The third answer goes like this:

She came into the room like a candle burning with a cold, clear flame. Her hair was a burnished shade of auburn that was too dark to cast back any ruddy highlights, but did anyway. Her eyes were dark, clear, her complexion flawlessly smooth and elegantly graced with cosmetics. She was not a tall woman, but shapely, wearing a black dress with a plunging neckline and a slash in one side that showed off a generous portion of pale thigh. Black gloves covered her hands to above the elbows, and her three-hundred-dollar shoes were a study in high-heeled torture devices. She looked too good to be true.

And like this:

Hank tried to rise but the movement brought a white-hot flare of pain that almost made him black out again. The girl went down on one knee beside him, her face close to his. She put two fingers to her lips and licked them, then pressed them against his shoulder, her touch as light as a whisper, and the pain went away. Just like that, as though she’d flicked a switch.

Leaning back, she offered Hank her hand. Her skin was dry and cool to the touch and she was strong. Effortlessly, she pulled him up into a sitting position. Hank braced himself for a fresh flood of pain, but it was still gone. He reached up to touch his shoulder. There was a hole in his shirt, the fabric sticky and wet with blood. But there was no wound. Unable to take his gaze from the girl, he explored with a finger, found a pucker of skin where the bullet hole had closed, nothing more. The girl grinned at him.
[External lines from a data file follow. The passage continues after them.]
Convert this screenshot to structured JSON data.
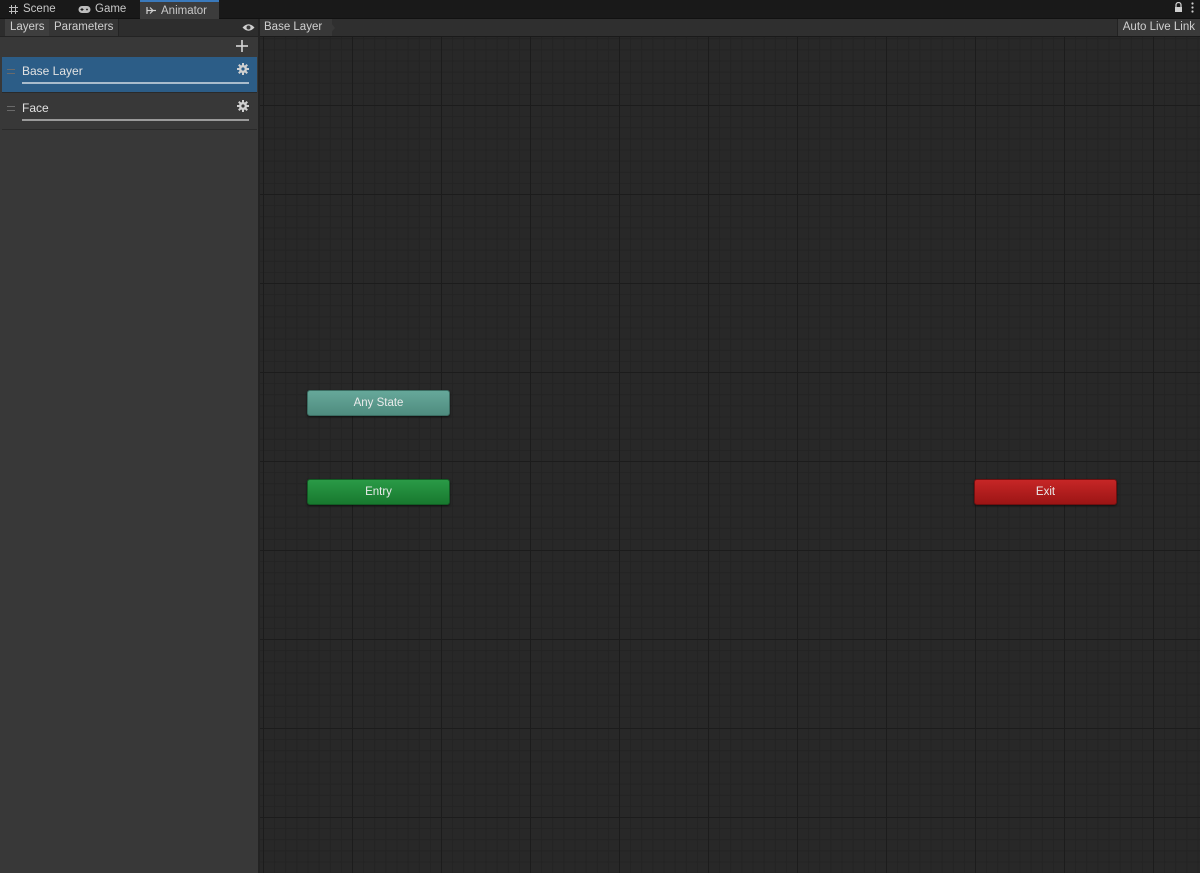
{
  "window": {
    "tabs": [
      {
        "label": "Scene",
        "icon": "grid-icon"
      },
      {
        "label": "Game",
        "icon": "gamepad-icon"
      },
      {
        "label": "Animator",
        "icon": "animator-icon"
      }
    ],
    "active_tab": "Animator"
  },
  "left_panel": {
    "tabs": [
      "Layers",
      "Parameters"
    ],
    "active_tab": "Layers",
    "layers": [
      {
        "name": "Base Layer",
        "selected": true
      },
      {
        "name": "Face",
        "selected": false
      }
    ]
  },
  "graph": {
    "breadcrumb": "Base Layer",
    "auto_live_link": "Auto Live Link",
    "nodes": {
      "any_state": "Any State",
      "entry": "Entry",
      "exit": "Exit"
    }
  },
  "colors": {
    "selection": "#2c5d87",
    "any_state": "#5a9a8c",
    "entry": "#1f8a3a",
    "exit": "#b01d1d",
    "tab_accent": "#3a79bb"
  }
}
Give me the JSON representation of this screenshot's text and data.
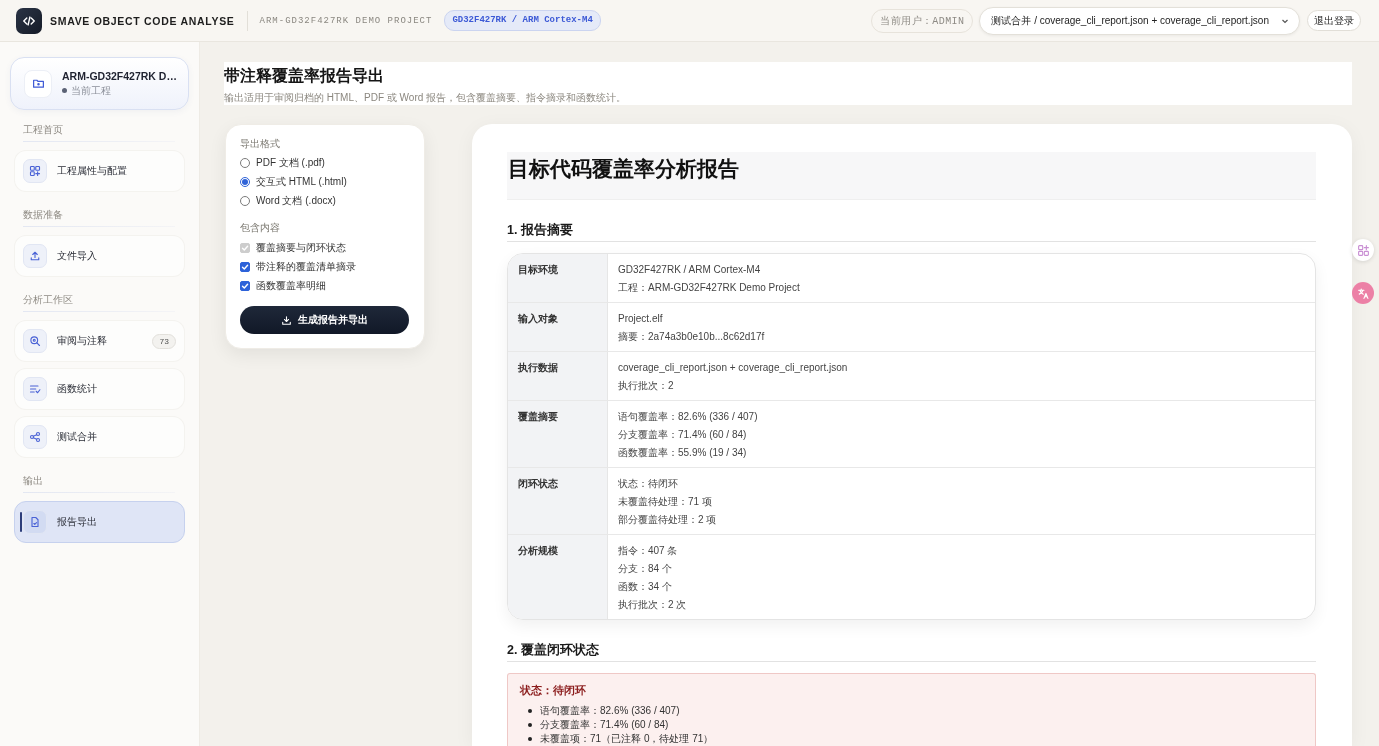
{
  "header": {
    "app_title": "SMAVE OBJECT CODE ANALYSE",
    "project": "ARM-GD32F427RK DEMO PROJECT",
    "target_badge": "GD32F427RK / ARM Cortex-M4",
    "user_badge": "当前用户：ADMIN",
    "dataset_select": {
      "value": "测试合并 / coverage_cli_report.json + coverage_cli_report.json"
    },
    "logout_button": "退出登录"
  },
  "sidebar": {
    "project_card": {
      "name": "ARM-GD32F427RK D…",
      "status": "当前工程"
    },
    "sections": [
      {
        "label": "工程首页",
        "items": [
          {
            "label": "工程属性与配置",
            "selected": false
          }
        ]
      },
      {
        "label": "数据准备",
        "items": [
          {
            "label": "文件导入",
            "selected": false
          }
        ]
      },
      {
        "label": "分析工作区",
        "items": [
          {
            "label": "审阅与注释",
            "badge": "73",
            "selected": false
          },
          {
            "label": "函数统计",
            "selected": false
          },
          {
            "label": "测试合并",
            "selected": false
          }
        ]
      },
      {
        "label": "输出",
        "items": [
          {
            "label": "报告导出",
            "selected": true
          }
        ]
      }
    ]
  },
  "page": {
    "title": "带注释覆盖率报告导出",
    "subtitle": "输出适用于审阅归档的 HTML、PDF 或 Word 报告，包含覆盖摘要、指令摘录和函数统计。"
  },
  "export_panel": {
    "format_label": "导出格式",
    "formats": [
      {
        "label": "PDF 文档 (.pdf)",
        "selected": false
      },
      {
        "label": "交互式 HTML (.html)",
        "selected": true
      },
      {
        "label": "Word 文档 (.docx)",
        "selected": false
      }
    ],
    "content_label": "包含内容",
    "contents": [
      {
        "label": "覆盖摘要与闭环状态",
        "checked": true,
        "disabled": true
      },
      {
        "label": "带注释的覆盖清单摘录",
        "checked": true,
        "disabled": false
      },
      {
        "label": "函数覆盖率明细",
        "checked": true,
        "disabled": false
      }
    ],
    "export_button": "生成报告并导出"
  },
  "report": {
    "title": "目标代码覆盖率分析报告",
    "sections": [
      {
        "kind": "table",
        "heading": "1. 报告摘要",
        "rows": [
          {
            "label": "目标环境",
            "lines": [
              "GD32F427RK / ARM Cortex-M4",
              "工程：ARM-GD32F427RK Demo Project"
            ]
          },
          {
            "label": "输入对象",
            "lines": [
              "Project.elf",
              "摘要：2a74a3b0e10b...8c62d17f"
            ]
          },
          {
            "label": "执行数据",
            "lines": [
              "coverage_cli_report.json + coverage_cli_report.json",
              "执行批次：2"
            ]
          },
          {
            "label": "覆盖摘要",
            "lines": [
              "语句覆盖率：82.6% (336 / 407)",
              "分支覆盖率：71.4% (60 / 84)",
              "函数覆盖率：55.9% (19 / 34)"
            ]
          },
          {
            "label": "闭环状态",
            "lines": [
              "状态：待闭环",
              "未覆盖待处理：71 项",
              "部分覆盖待处理：2 项"
            ]
          },
          {
            "label": "分析规模",
            "lines": [
              "指令：407 条",
              "分支：84 个",
              "函数：34 个",
              "执行批次：2 次"
            ]
          }
        ]
      },
      {
        "kind": "alert",
        "heading": "2. 覆盖闭环状态",
        "status": "状态：待闭环",
        "items": [
          "语句覆盖率：82.6% (336 / 407)",
          "分支覆盖率：71.4% (60 / 84)",
          "未覆盖项：71（已注释 0，待处理 71）"
        ]
      }
    ]
  }
}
All he could do was look back at her, stumbling to frame a coherent sentence. “What . . . how did you . . . ?”

“Spit’s just as magic as blood,” she said. “Didn’t you ever know that?”

He shook his head.

“You look so funny,” she went on. “The way you’re staring at me.”

Before he could move, she leaned forward and kissed him, a small tongue darting out to flick against his lips, then she jumped to her feet, leaving behind a faint musky smell.

And also like this:

A rich female voice asked from the darkness, “Hss. Any idea when the next market is?”

She stepped into the light. She wore silver jewelry, and her dark hair was perfectly coifed. She was very pale, and her long dress was jet black velvet. Richard knew immediately that he had seen her before, but it took him a few moments to place her: the first Floating Market, that was it – in Harrods. She had smiled at him.

“Tonight,” said Hunter. “Belfast.”

“Thank you,” said the woman. She had the most amazing eyes, thought Richard. They were the color of foxgloves.

“I’ll see you there,” she said, and she looked at Richard as she said it. Then she looked away, a little shyly; she stepped into the shadows, and she was gone.

And I’ve given myself away with that last one: but the first quote is from Storm Front by Jim Butcher, the second is from Someplace To Be Flying by Charles de Lint, and the third of course is from Neverwhere by Neil Gaiman.
So is the question: why aren’t any men writing urban fantasy? Or is it: why don’t we notice when men write urban fantasy?

I don't know ...

... maybe this has something do to with it?

The fourth answer is: this is a classic derailing tactic. People are talking about problem A (lack of women’s representation in one area) and other people decide that we definitely have to talk about another problem, B (perceived lack of men’s representation in another). While in this case the problems are connected enough that the questions can be part of the discussion, in general, if you want to talk about problem B? Go and write your own blog post about B and solicit discussion.

There's hope for us all, anyway.